■ Task objective
Leave the pictures out and print every record below exactly as it stands.

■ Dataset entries
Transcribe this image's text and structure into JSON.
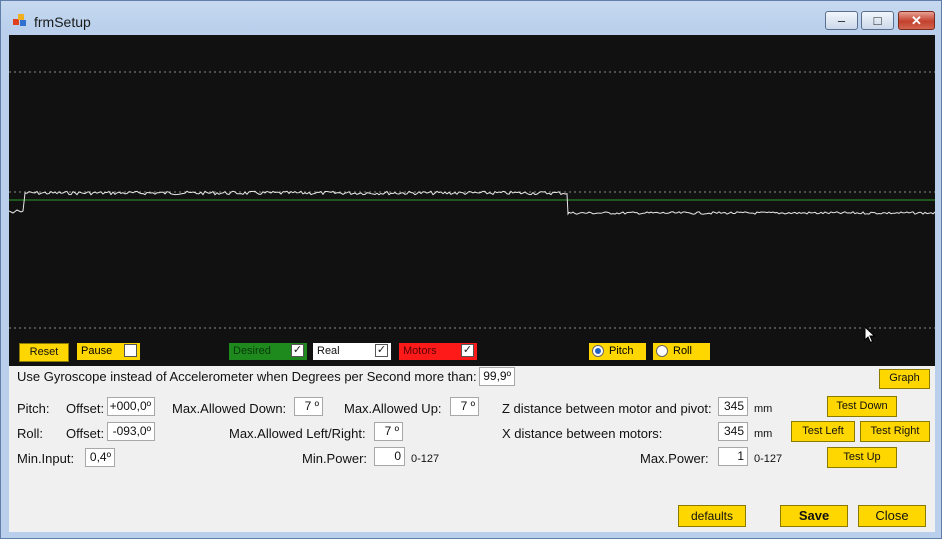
{
  "window": {
    "title": "frmSetup",
    "minimize_label": "–",
    "maximize_label": "□",
    "close_label": "✕"
  },
  "graph_controls": {
    "reset_label": "Reset",
    "pause_label": "Pause",
    "pause_checked": false,
    "desired_label": "Desired",
    "desired_checked": true,
    "real_label": "Real",
    "real_checked": true,
    "motors_label": "Motors",
    "motors_checked": true,
    "pitch_label": "Pitch",
    "pitch_selected": true,
    "roll_label": "Roll",
    "roll_selected": false,
    "check_mark": "✓"
  },
  "colors": {
    "graph_bg": "#111111",
    "accent_yellow": "#ffd700",
    "desired_green": "#1e8a1e",
    "motors_red": "#ff1a1a",
    "trace_white": "#e8e8e8",
    "trace_green": "#2a9a2a"
  },
  "settings": {
    "gyro_label": "Use Gyroscope instead of Accelerometer when Degrees per Second more than:",
    "gyro_value": "99,9º",
    "graph_button": "Graph",
    "pitch_label": "Pitch:",
    "pitch_offset_label": "Offset:",
    "pitch_offset_value": "+000,0º",
    "max_allowed_down_label": "Max.Allowed Down:",
    "max_allowed_down_value": "7 º",
    "max_allowed_up_label": "Max.Allowed Up:",
    "max_allowed_up_value": "7 º",
    "z_distance_label": "Z distance between motor and pivot:",
    "z_distance_value": "345",
    "z_unit": "mm",
    "test_down_button": "Test Down",
    "roll_label": "Roll:",
    "roll_offset_label": "Offset:",
    "roll_offset_value": "-093,0º",
    "max_allowed_lr_label": "Max.Allowed Left/Right:",
    "max_allowed_lr_value": "7 º",
    "x_distance_label": "X distance between motors:",
    "x_distance_value": "345",
    "x_unit": "mm",
    "test_left_button": "Test Left",
    "test_right_button": "Test Right",
    "min_input_label": "Min.Input:",
    "min_input_value": "0,4º",
    "min_power_label": "Min.Power:",
    "min_power_value": "0",
    "min_power_range": "0-127",
    "max_power_label": "Max.Power:",
    "max_power_value": "1",
    "max_power_range": "0-127",
    "test_up_button": "Test Up"
  },
  "footer": {
    "defaults_button": "defaults",
    "save_button": "Save",
    "close_button": "Close"
  }
}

■ Written answer
Transcribe this image's text and structure into JSON.
{
  "window": {
    "title": "frmSetup",
    "minimize_label": "–",
    "maximize_label": "□",
    "close_label": "✕"
  },
  "graph_controls": {
    "reset_label": "Reset",
    "pause_label": "Pause",
    "pause_checked": false,
    "desired_label": "Desired",
    "desired_checked": true,
    "real_label": "Real",
    "real_checked": true,
    "motors_label": "Motors",
    "motors_checked": true,
    "pitch_label": "Pitch",
    "pitch_selected": true,
    "roll_label": "Roll",
    "roll_selected": false,
    "check_mark": "✓"
  },
  "colors": {
    "graph_bg": "#111111",
    "accent_yellow": "#ffd700",
    "desired_green": "#1e8a1e",
    "motors_red": "#ff1a1a",
    "trace_white": "#e8e8e8",
    "trace_green": "#2a9a2a"
  },
  "settings": {
    "gyro_label": "Use Gyroscope instead of Accelerometer when Degrees per Second more than:",
    "gyro_value": "99,9º",
    "graph_button": "Graph",
    "pitch_label": "Pitch:",
    "pitch_offset_label": "Offset:",
    "pitch_offset_value": "+000,0º",
    "max_allowed_down_label": "Max.Allowed Down:",
    "max_allowed_down_value": "7 º",
    "max_allowed_up_label": "Max.Allowed Up:",
    "max_allowed_up_value": "7 º",
    "z_distance_label": "Z distance between motor and pivot:",
    "z_distance_value": "345",
    "z_unit": "mm",
    "test_down_button": "Test Down",
    "roll_label": "Roll:",
    "roll_offset_label": "Offset:",
    "roll_offset_value": "-093,0º",
    "max_allowed_lr_label": "Max.Allowed Left/Right:",
    "max_allowed_lr_value": "7 º",
    "x_distance_label": "X distance between motors:",
    "x_distance_value": "345",
    "x_unit": "mm",
    "test_left_button": "Test Left",
    "test_right_button": "Test Right",
    "min_input_label": "Min.Input:",
    "min_input_value": "0,4º",
    "min_power_label": "Min.Power:",
    "min_power_value": "0",
    "min_power_range": "0-127",
    "max_power_label": "Max.Power:",
    "max_power_value": "1",
    "max_power_range": "0-127",
    "test_up_button": "Test Up"
  },
  "footer": {
    "defaults_button": "defaults",
    "save_button": "Save",
    "close_button": "Close"
  }
}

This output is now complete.